In honor of the death of Robin Williams, we have selected a video from one of his movies.
The movie is called Dead Poet’s Society and is about an English teacher who tries to inspire his students to love reading poetry. It is one of his best roles.
Below is the video, which has captions. Under that, you will find the transcript with links to some key vocabulary words that you may not know.
We hope this video inspires you to seize the day!
KEATING: Now, Mr… Pitts. That’s a rather unfortunate name. Mr. Pitts, where are you?
PITTS: “To the virgins, to make much of time”?
KEATING: Yes, that’s the one. Somewhat appropriate, isn’t it?
KEATING: Thank you Mr. Pitts. “Gather ye rosebuds while ye may.” The Latin term for that sentiment is Carpe Diem. Now who knows what that means?
MEEKS: Carpe Diem. That’s “seize the day.”
KEATING: Very good, Mr.-
KEATING: Meeks. Another unusual name. Seize the day. Gather ye rosebuds while ye may. Why does the writer use these lines?
CHARLIE: Because he’s in a hurry.
KEATING: No, ding!
Now I would like you to step forward over here and peruse some of the faces from the past. You’ve walked past them many times. I don’t think you’ve really looked at them.

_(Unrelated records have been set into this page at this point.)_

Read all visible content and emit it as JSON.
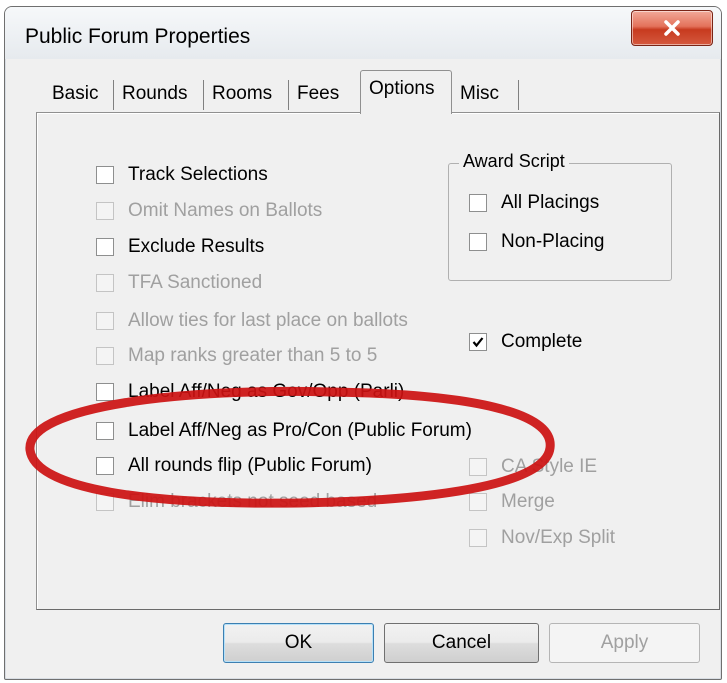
{
  "window": {
    "title": "Public Forum Properties",
    "close_icon": "close-icon"
  },
  "tabs": [
    {
      "label": "Basic",
      "active": false
    },
    {
      "label": "Rounds",
      "active": false
    },
    {
      "label": "Rooms",
      "active": false
    },
    {
      "label": "Fees",
      "active": false
    },
    {
      "label": "Options",
      "active": true
    },
    {
      "label": "Misc",
      "active": false
    }
  ],
  "options": {
    "track_selections": {
      "label": "Track Selections",
      "checked": false,
      "enabled": true
    },
    "omit_names": {
      "label": "Omit Names on Ballots",
      "checked": false,
      "enabled": false
    },
    "exclude_results": {
      "label": "Exclude Results",
      "checked": false,
      "enabled": true
    },
    "tfa_sanctioned": {
      "label": "TFA Sanctioned",
      "checked": false,
      "enabled": false
    },
    "allow_ties": {
      "label": "Allow ties for last place on ballots",
      "checked": false,
      "enabled": false
    },
    "map_ranks": {
      "label": "Map ranks greater than 5 to 5",
      "checked": false,
      "enabled": false
    },
    "label_gov_opp": {
      "label": "Label Aff/Neg as Gov/Opp (Parli)",
      "checked": false,
      "enabled": true
    },
    "label_pro_con": {
      "label": "Label Aff/Neg as Pro/Con (Public Forum)",
      "checked": false,
      "enabled": true
    },
    "all_rounds_flip": {
      "label": "All rounds flip (Public Forum)",
      "checked": false,
      "enabled": true
    },
    "elim_brackets": {
      "label": "Elim brackets not seed based",
      "checked": false,
      "enabled": false
    }
  },
  "award_script": {
    "title": "Award Script",
    "all_placings": {
      "label": "All Placings",
      "checked": false
    },
    "non_placing": {
      "label": "Non-Placing",
      "checked": false
    }
  },
  "right_options": {
    "complete": {
      "label": "Complete",
      "checked": true,
      "enabled": true
    },
    "ca_style_ie": {
      "label": "CA Style IE",
      "checked": false,
      "enabled": false
    },
    "merge": {
      "label": "Merge",
      "checked": false,
      "enabled": false
    },
    "nov_exp_split": {
      "label": "Nov/Exp Split",
      "checked": false,
      "enabled": false
    }
  },
  "buttons": {
    "ok": "OK",
    "cancel": "Cancel",
    "apply": "Apply"
  },
  "colors": {
    "highlight_ellipse": "#cc1111",
    "dialog_bg": "#f0f0f0",
    "disabled_text": "#a0a0a0"
  }
}
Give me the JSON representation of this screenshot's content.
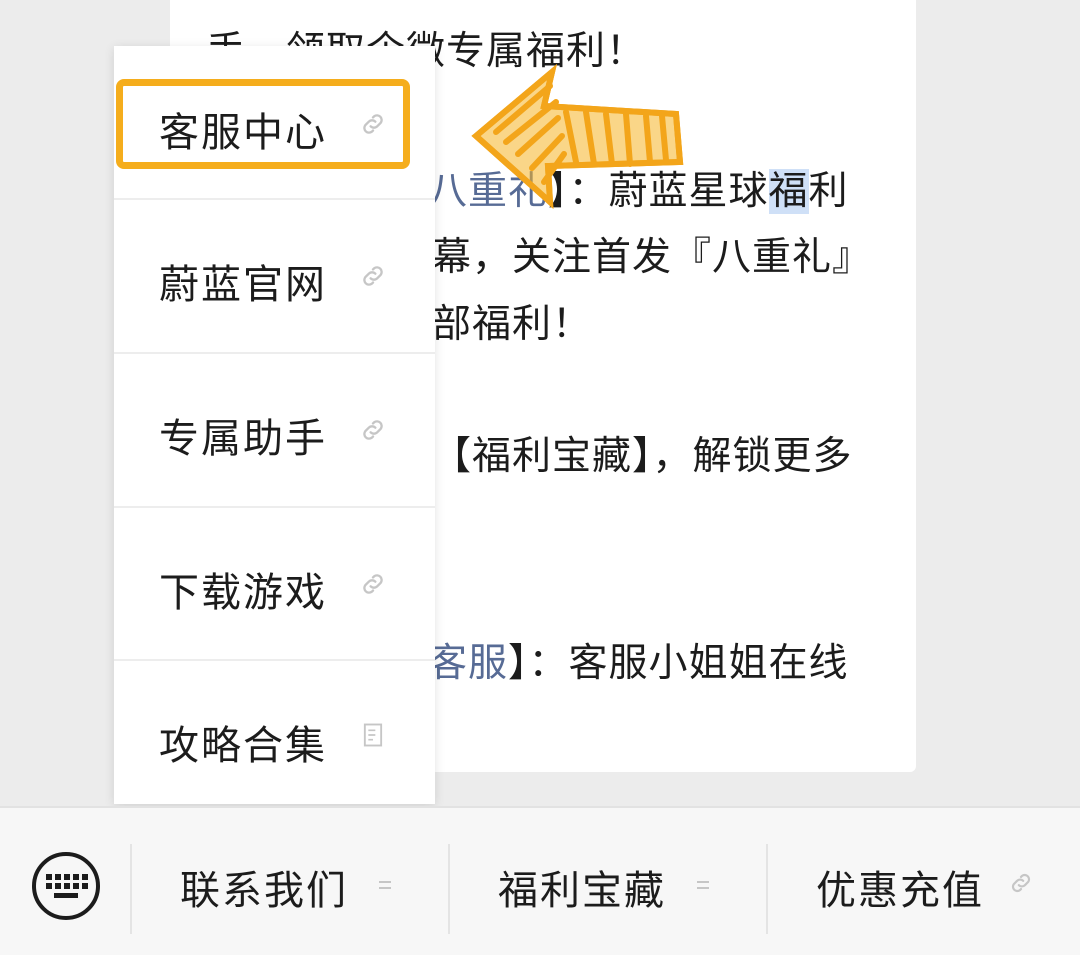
{
  "article": {
    "line1": "手，领取企微专属福利！",
    "line2_bracket": "八重礼",
    "line2_rest": "】：蔚蓝星球",
    "line2_hl": "福",
    "line2_tail": "利",
    "line3": "幕，关注首发『八重礼』",
    "line4": "部福利！",
    "line5": "【福利宝藏】，解锁更多",
    "line6_link": "客服",
    "line6_rest": "】：客服小姐姐在线"
  },
  "popup_menu": {
    "items": [
      {
        "label": "客服中心",
        "icon": "link-icon"
      },
      {
        "label": "蔚蓝官网",
        "icon": "link-icon"
      },
      {
        "label": "专属助手",
        "icon": "link-icon"
      },
      {
        "label": "下载游戏",
        "icon": "link-icon"
      },
      {
        "label": "攻略合集",
        "icon": "article-icon"
      }
    ]
  },
  "bottom_menu": {
    "keyboard_icon": "keyboard-icon",
    "tabs": [
      {
        "label": "联系我们",
        "icon": "submenu-icon"
      },
      {
        "label": "福利宝藏",
        "icon": "submenu-icon"
      },
      {
        "label": "优惠充值",
        "icon": "link-icon"
      }
    ]
  },
  "colors": {
    "highlight": "#f5ad1c",
    "link": "#576b95"
  }
}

They’re not that different from you, are they? Same haircuts. Full of hormones, just like you. Invincible, just like you feel. The world is their oyster. They believe they’re destined for great things, just like many of you. Their eyes are full of hope, just like you. Did they wait until it was too late to make from their lives even one iota of what they were capable? Because you see gentlemen, these boys are now fertilizing daffodils. But if you listen real close, you can hear them whisper their legacy to you. Go on, lean in.

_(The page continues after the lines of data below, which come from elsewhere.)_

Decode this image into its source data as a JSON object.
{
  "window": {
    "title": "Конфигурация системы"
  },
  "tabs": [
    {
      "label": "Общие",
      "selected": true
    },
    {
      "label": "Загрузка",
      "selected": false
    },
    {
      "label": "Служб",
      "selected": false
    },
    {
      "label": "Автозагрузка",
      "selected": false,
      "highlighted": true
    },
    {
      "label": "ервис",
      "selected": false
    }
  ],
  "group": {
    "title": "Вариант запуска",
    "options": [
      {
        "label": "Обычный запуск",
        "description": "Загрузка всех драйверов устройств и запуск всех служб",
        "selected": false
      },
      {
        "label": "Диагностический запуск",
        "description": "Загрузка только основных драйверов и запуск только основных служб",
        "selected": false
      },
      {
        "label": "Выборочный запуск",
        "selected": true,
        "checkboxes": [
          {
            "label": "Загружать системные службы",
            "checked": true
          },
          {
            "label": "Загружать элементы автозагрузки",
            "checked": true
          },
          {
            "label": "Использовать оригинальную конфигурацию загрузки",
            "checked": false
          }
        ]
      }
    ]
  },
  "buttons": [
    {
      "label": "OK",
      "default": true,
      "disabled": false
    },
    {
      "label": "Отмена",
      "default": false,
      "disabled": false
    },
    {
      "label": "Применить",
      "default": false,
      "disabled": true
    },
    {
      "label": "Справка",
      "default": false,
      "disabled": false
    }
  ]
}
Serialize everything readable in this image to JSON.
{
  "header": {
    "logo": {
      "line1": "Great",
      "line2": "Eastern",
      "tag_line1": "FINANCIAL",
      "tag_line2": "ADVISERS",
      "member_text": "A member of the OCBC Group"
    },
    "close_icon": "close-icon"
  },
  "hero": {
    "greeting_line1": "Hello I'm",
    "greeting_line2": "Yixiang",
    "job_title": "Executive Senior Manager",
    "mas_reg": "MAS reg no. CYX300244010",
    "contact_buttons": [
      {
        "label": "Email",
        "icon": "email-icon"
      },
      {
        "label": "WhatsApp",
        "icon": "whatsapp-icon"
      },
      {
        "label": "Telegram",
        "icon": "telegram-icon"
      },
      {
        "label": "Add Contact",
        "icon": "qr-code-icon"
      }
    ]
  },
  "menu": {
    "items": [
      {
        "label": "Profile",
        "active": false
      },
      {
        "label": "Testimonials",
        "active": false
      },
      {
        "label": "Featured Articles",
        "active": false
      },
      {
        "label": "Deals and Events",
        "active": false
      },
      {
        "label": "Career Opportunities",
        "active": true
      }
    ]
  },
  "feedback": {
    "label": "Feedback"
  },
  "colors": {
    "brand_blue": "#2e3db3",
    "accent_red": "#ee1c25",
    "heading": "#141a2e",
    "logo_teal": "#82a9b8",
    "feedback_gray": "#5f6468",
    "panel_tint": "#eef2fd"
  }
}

Carpe. Hear it? Carpe. Carpe Diem. Seize the day boys, make your lives extraordinary.